 TN: Irreecha Massacre: Hundreds of Oromo Festival Goers Feared Dead in Bishoftu

On this day, October 2, which will be entered into history books as the Irreechaa Massacre, the sacred grounds of Arsadi were littered with dead bodies, according to reports. The mass arrests began a day early. Tensions run high all day as military helicopters flew above the crowd at lower altitude, in what was seen as an effort to intimidate the gathering crowd. At the city entrances, security checkpoints stretched for hours as festival goers arrived from across Oromia. But despite the heavy security presence, Irreechaa goers still expected to partake in a peaceful celebration of the arrival of Birraa, as the holiday marks a seasonal change from dark and rainy winter months to a bountiful Spring.

But chaos, confusion and stampede broke out in the early afternoon when the youth booed the newly elected chairman of the ruling Oromo People’s Democratic Organization, OPDO, off the stage. The protests began as soon as the crowd filed into the malka, the river bank, close to the stage where politicians hoped to make political statements – statements that are often unheard and unheeded even on a “normal” year. It’s clear that the youth were ready to make a statement of their own to the local officialdom – in an unusual in your face type of way. But their protests were peaceful. They crossed arms, forming an X, popularized by Oromo marathon runner Feyisa Lilesa, to say no to the killings, beatings and arrests. It is an incident like no other. A turning point for the 11-month old Oromo protests, a popular uprising against the Oromo people’s continued social, economic and political marginalization by the central government in Ethiopia.

Irreechaa has emerged at the most important event among the Oromo. It is officially a celebration of the bountiful harvest of Birra but a celebration of Oromummaa itself. It is the most unifying event for the Oromo, who constitute at least half of Ethiopia’s 100 million people.
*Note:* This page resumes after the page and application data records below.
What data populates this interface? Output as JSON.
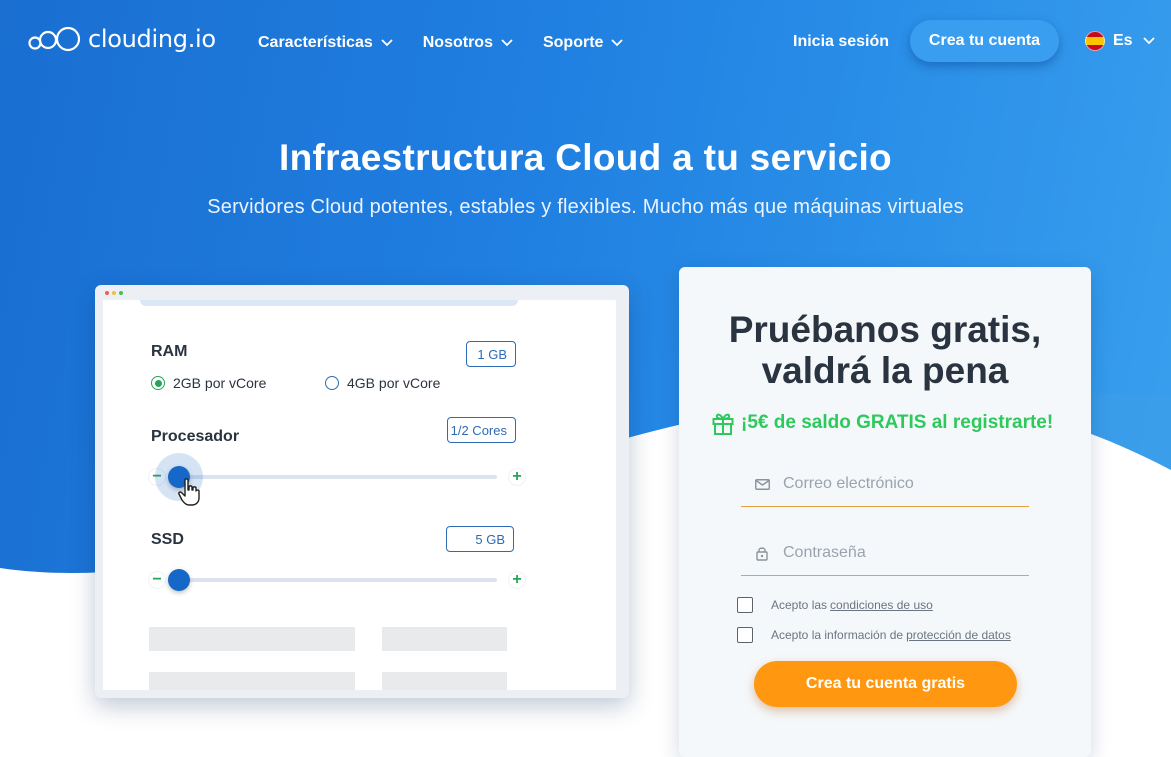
{
  "nav": {
    "logo_text": "clouding.io",
    "menu": [
      {
        "label": "Características"
      },
      {
        "label": "Nosotros"
      },
      {
        "label": "Soporte"
      }
    ],
    "login": "Inicia sesión",
    "signup": "Crea tu cuenta",
    "language": "Es"
  },
  "hero": {
    "title": "Infraestructura Cloud a tu servicio",
    "subtitle": "Servidores Cloud potentes, estables y flexibles. Mucho más que máquinas virtuales"
  },
  "configurator": {
    "ram": {
      "label": "RAM",
      "badge": "1 GB",
      "options": [
        "2GB por vCore",
        "4GB por vCore"
      ],
      "selected_index": 0
    },
    "cpu": {
      "label": "Procesador",
      "badge": "1/2 Cores",
      "level": 0.0
    },
    "ssd": {
      "label": "SSD",
      "badge": "5 GB",
      "level": 0.0
    },
    "minus_symbol": "−",
    "plus_symbol": "+"
  },
  "signup_card": {
    "title_line1": "Pruébanos gratis,",
    "title_line2": "valdrá la pena",
    "promo": "¡5€ de saldo GRATIS al registrarte!",
    "email": {
      "placeholder": "Correo electrónico",
      "value": ""
    },
    "password": {
      "placeholder": "Contraseña",
      "value": ""
    },
    "terms": {
      "prefix": "Acepto las",
      "link": "condiciones de uso"
    },
    "privacy": {
      "prefix": "Acepto la información de",
      "link": "protección de datos"
    },
    "submit": "Crea tu cuenta gratis"
  },
  "colors": {
    "brand_blue": "#1a6fd1",
    "accent_green": "#2ec95c",
    "cta_orange": "#ff9810",
    "slider_blue": "#1668c8"
  },
  "icons": {
    "gift": "gift-icon",
    "mail": "mail-icon",
    "lock": "lock-icon",
    "chevron": "chevron-down-icon",
    "flag": "spain-flag-icon",
    "cursor": "hand-cursor-icon"
  }
}
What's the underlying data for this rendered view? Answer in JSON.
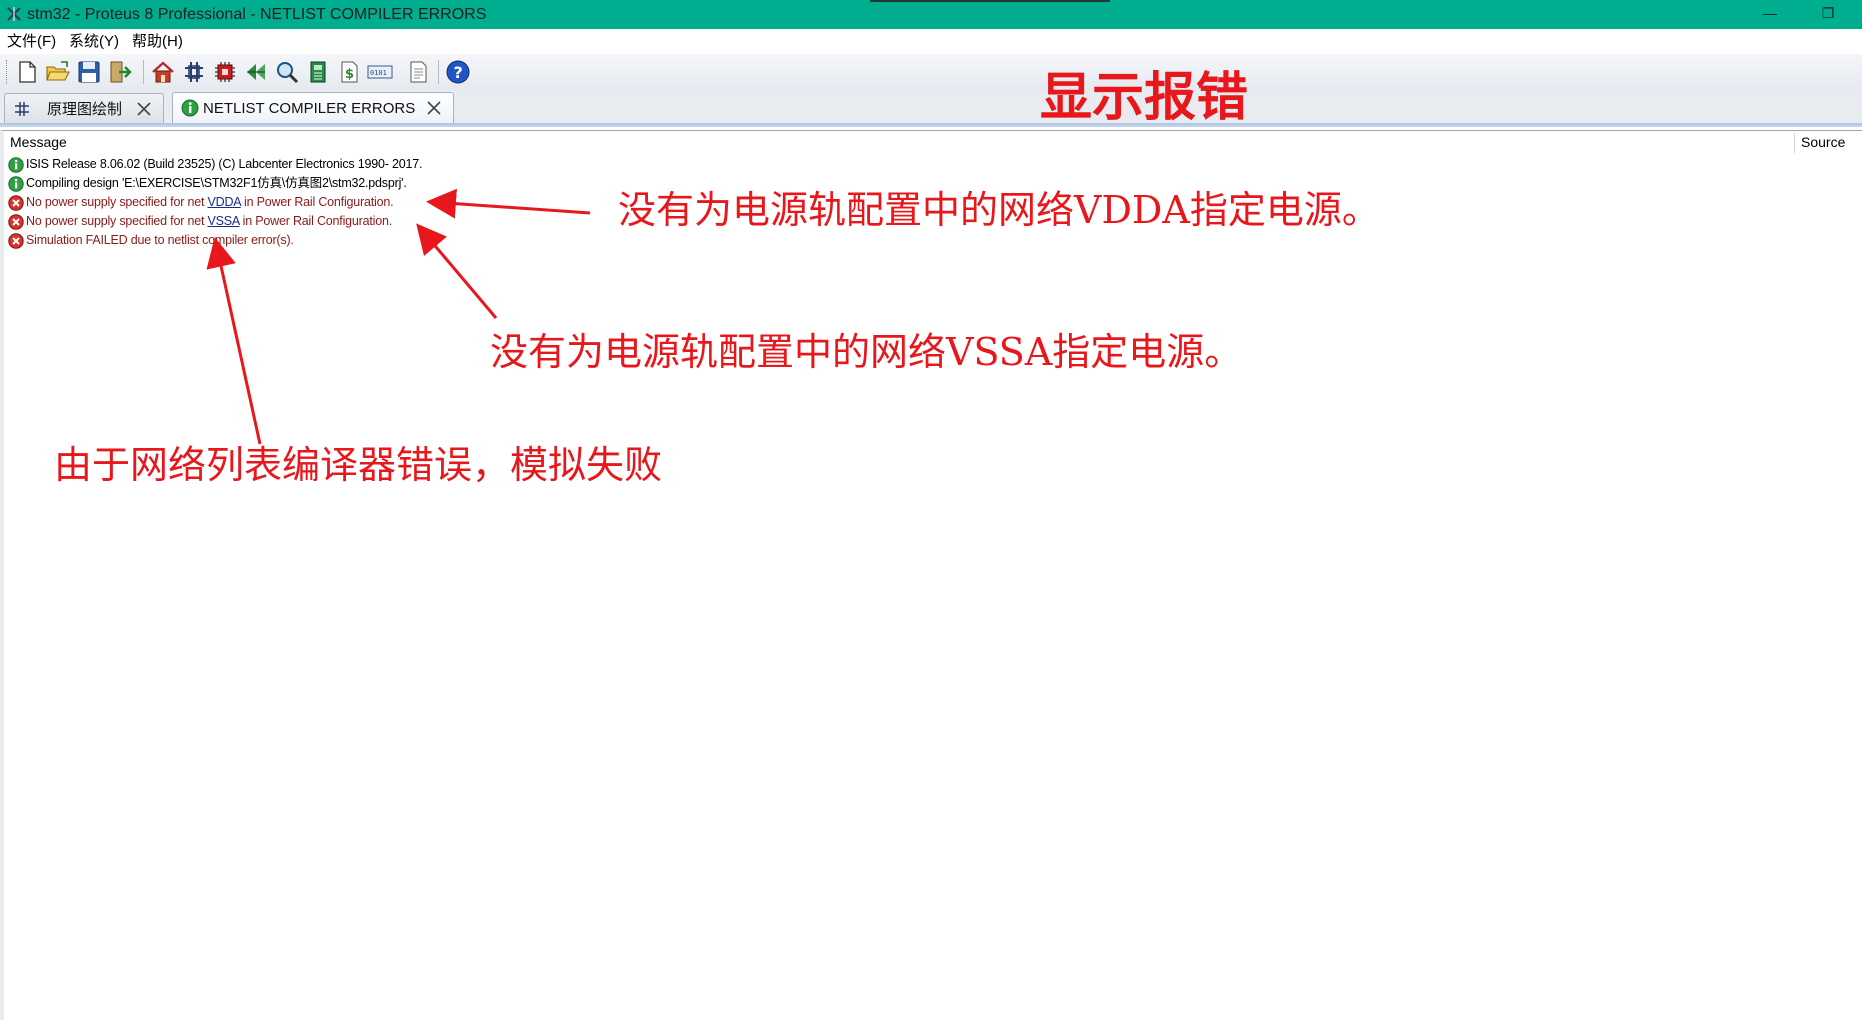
{
  "window": {
    "title": "stm32 - Proteus 8 Professional - NETLIST COMPILER ERRORS",
    "minimize_glyph": "—",
    "restore_glyph": "❐"
  },
  "menu": {
    "items": [
      {
        "label": "文件(F)"
      },
      {
        "label": "系统(Y)"
      },
      {
        "label": "帮助(H)"
      }
    ]
  },
  "toolbar": {
    "buttons": [
      {
        "name": "new-project-icon"
      },
      {
        "name": "open-project-icon"
      },
      {
        "name": "save-project-icon"
      },
      {
        "name": "close-project-icon"
      },
      {
        "name": "home-page-icon"
      },
      {
        "name": "schematic-capture-icon"
      },
      {
        "name": "pcb-layout-icon"
      },
      {
        "name": "gerber-viewer-icon"
      },
      {
        "name": "design-explorer-icon"
      },
      {
        "name": "3d-visualizer-icon"
      },
      {
        "name": "bill-of-materials-icon"
      },
      {
        "name": "source-code-icon"
      },
      {
        "name": "project-notes-icon"
      },
      {
        "name": "help-icon"
      }
    ]
  },
  "tabs": [
    {
      "label": "原理图绘制",
      "icon": "schematic-icon",
      "active": false
    },
    {
      "label": "NETLIST COMPILER ERRORS",
      "icon": "info-icon",
      "active": true
    }
  ],
  "table": {
    "headers": {
      "message": "Message",
      "source": "Source"
    },
    "rows": [
      {
        "type": "info",
        "parts": [
          "ISIS Release 8.06.02 (Build 23525) (C) Labcenter Electronics 1990- 2017."
        ]
      },
      {
        "type": "info",
        "parts": [
          "Compiling design 'E:\\EXERCISE\\STM32F1仿真\\仿真图2\\stm32.pdsprj'."
        ]
      },
      {
        "type": "error",
        "pre": "No power supply specified for net ",
        "link": "VDDA",
        "post": " in Power Rail Configuration."
      },
      {
        "type": "error",
        "pre": "No power supply specified for net ",
        "link": "VSSA",
        "post": " in Power Rail Configuration."
      },
      {
        "type": "error",
        "parts": [
          "Simulation FAILED due to netlist compiler error(s)."
        ]
      }
    ]
  },
  "annotations": {
    "title": "显示报错",
    "vdda": "没有为电源轨配置中的网络VDDA指定电源。",
    "vssa": "没有为电源轨配置中的网络VSSA指定电源。",
    "failed": "由于网络列表编译器错误，模拟失败"
  },
  "colors": {
    "titlebar": "#00ad8f",
    "annotation_red": "#e8171b",
    "error_text": "#8b1a1a",
    "link_blue": "#1a2b8c"
  }
}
This wasn’t an ordinary year for Oromo and for Ethiopians as a whole. More than 1,000 people have been killed, mostly in Oromia, but also in the Amhara state in the last 11 months.

Opposition party says stampede kills at least 50 people in chaotic scenes in restive Oromiya region

Protesters run from teargas during the Irreecha festival of thanksgiving in Bishoftu.
Protesters run from teargas during the Irreecha festival of thanksgiving in Bishoftu. Photograph: Tiksa Negeri/Reuters

Police in Ethiopia’s Oromiya region fired teargas and warning shots to disperse anti-government protesters at a religious festival, triggering a stampede the opposition party said killed at least 50 people.

Note: Dr Merera told The guardian about 50 casualties several hours ago right after the news first emerged. Current estimate stands over 350. Also note, they are still waiting for bulldozers to dig people who feel deep into the ditch and waiting for divers for those who fell into the lake. Jawar Mohammed


WP: Dozens of deaths during stampede at Ethiopia religious event




IOL: Ethiopia religious festival ends in stampede  / 2 October 2016

Africa News: Oromia festival disrupted as Ethiopian police fire teargas to disperse protesters


Oromia: Protest at Irrecha Celebration 2016

BBC:Oromia: Several dead in Ethiopia festival stampede

Several people have been killed in a stampede in Ethiopia’s Oromia region after police fired tear gas and warning shots to disperse a protest.


ALJAZEERA: Ethiopia: ‘Several’ killed in Oromia festival stampede

Police fire tear gas at protesters during Oromia religious festival, reportedly instigating deadly stampede in Bishoftu.

Thousands of people gathered for the annual Irreecha festival in Bishoftu, about 40km south of the capital.

Protesters chanted slogans against the Oromo People’s Democratic Organisation, one of four regional parties that make up the Ethiopian Peoples’ Revolutionary Democratic Front, which has ruled the nation for quarter of a century.